Please work out how many lines in the records below include the word "this", and reply with that number only.

[Start of section]

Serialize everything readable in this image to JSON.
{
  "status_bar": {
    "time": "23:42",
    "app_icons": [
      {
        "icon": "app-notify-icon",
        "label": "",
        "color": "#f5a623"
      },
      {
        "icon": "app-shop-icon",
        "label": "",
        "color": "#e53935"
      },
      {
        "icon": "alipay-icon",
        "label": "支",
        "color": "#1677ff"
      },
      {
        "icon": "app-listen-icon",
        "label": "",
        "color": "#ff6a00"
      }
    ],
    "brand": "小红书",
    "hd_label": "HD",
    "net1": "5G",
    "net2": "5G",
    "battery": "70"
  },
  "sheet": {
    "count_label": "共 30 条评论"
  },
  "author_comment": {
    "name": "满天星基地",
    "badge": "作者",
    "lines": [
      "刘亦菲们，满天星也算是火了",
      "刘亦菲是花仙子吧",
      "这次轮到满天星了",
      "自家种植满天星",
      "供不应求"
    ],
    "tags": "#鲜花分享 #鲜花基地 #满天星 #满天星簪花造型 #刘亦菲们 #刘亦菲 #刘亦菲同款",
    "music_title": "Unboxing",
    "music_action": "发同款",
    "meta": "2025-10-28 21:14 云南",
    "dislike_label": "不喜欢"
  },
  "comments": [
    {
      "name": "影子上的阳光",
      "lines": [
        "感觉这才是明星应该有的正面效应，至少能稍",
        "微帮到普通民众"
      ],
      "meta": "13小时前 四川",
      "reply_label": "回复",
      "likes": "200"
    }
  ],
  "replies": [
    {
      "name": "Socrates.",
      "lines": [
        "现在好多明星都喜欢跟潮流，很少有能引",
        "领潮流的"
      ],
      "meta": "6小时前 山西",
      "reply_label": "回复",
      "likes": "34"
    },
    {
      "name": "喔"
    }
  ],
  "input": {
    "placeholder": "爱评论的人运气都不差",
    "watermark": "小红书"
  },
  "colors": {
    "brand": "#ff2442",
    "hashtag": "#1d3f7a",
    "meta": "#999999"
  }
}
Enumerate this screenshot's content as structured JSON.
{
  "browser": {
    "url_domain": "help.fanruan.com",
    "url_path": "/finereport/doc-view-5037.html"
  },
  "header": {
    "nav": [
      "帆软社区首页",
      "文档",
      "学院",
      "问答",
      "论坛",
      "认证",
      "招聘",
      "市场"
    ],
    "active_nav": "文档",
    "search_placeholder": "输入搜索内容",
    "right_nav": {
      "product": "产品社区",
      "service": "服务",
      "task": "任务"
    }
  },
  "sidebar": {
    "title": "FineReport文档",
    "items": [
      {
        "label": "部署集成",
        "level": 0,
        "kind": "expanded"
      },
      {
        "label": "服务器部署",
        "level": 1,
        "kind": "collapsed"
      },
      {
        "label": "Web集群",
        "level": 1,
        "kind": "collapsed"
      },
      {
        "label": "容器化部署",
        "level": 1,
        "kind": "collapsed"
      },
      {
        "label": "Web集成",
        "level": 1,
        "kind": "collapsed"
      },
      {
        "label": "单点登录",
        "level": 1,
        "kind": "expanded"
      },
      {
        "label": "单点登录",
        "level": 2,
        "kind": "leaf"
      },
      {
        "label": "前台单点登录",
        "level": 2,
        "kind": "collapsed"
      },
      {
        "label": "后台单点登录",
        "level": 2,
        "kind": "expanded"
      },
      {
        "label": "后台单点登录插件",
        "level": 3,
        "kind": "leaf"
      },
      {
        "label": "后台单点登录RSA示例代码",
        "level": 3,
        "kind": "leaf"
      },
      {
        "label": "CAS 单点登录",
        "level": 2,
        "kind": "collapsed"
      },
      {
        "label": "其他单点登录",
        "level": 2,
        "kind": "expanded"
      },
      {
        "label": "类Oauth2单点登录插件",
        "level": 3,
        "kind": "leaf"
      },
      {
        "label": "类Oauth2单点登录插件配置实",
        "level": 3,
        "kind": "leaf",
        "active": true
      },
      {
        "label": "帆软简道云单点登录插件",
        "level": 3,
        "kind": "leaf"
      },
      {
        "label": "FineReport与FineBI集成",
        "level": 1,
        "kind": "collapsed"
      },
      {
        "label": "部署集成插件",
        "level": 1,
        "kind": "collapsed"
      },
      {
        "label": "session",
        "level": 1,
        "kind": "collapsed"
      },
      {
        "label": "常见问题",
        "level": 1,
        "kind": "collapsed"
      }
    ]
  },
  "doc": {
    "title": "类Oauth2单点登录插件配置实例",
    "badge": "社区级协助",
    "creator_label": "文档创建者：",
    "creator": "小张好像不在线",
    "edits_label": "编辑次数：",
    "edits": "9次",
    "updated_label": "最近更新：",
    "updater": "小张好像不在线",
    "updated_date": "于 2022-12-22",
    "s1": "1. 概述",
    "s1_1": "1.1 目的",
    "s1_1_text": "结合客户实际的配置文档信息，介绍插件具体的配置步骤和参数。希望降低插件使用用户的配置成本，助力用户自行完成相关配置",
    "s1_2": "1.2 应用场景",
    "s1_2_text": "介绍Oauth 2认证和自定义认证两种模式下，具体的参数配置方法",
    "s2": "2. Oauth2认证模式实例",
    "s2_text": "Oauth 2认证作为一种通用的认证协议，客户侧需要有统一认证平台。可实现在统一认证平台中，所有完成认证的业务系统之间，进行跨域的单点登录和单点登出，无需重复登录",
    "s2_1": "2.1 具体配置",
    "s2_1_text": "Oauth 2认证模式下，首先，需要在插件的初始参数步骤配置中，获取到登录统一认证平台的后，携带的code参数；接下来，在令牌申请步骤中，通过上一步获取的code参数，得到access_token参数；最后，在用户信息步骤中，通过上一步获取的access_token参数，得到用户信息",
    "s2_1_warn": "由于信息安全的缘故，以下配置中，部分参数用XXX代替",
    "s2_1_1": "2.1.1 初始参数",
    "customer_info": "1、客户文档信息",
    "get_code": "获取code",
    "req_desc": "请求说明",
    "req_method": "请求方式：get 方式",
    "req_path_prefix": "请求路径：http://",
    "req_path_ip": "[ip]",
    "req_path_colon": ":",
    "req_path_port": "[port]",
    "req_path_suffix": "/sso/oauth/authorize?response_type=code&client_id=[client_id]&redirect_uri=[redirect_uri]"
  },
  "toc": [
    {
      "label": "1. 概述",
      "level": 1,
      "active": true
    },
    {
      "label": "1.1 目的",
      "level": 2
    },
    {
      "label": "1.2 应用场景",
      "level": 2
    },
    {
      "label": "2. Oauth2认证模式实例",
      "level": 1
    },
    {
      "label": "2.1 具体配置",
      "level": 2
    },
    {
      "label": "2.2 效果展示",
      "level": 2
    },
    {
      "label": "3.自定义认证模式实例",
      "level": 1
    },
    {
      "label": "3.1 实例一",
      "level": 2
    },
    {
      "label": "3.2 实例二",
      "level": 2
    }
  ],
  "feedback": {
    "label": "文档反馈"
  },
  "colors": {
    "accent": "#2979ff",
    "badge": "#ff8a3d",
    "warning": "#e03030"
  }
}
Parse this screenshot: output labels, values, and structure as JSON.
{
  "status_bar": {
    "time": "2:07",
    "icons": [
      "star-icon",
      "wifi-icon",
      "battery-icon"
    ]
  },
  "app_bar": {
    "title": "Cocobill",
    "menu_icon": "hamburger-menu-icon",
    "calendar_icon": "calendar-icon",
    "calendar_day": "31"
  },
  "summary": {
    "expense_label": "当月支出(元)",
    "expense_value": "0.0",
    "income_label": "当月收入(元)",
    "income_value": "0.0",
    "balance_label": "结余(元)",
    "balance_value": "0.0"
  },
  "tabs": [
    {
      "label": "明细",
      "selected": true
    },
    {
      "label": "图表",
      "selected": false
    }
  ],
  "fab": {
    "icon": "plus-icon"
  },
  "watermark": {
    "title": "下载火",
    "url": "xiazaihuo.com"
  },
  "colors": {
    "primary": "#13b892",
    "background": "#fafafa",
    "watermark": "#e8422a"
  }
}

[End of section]

**Written reply:**
3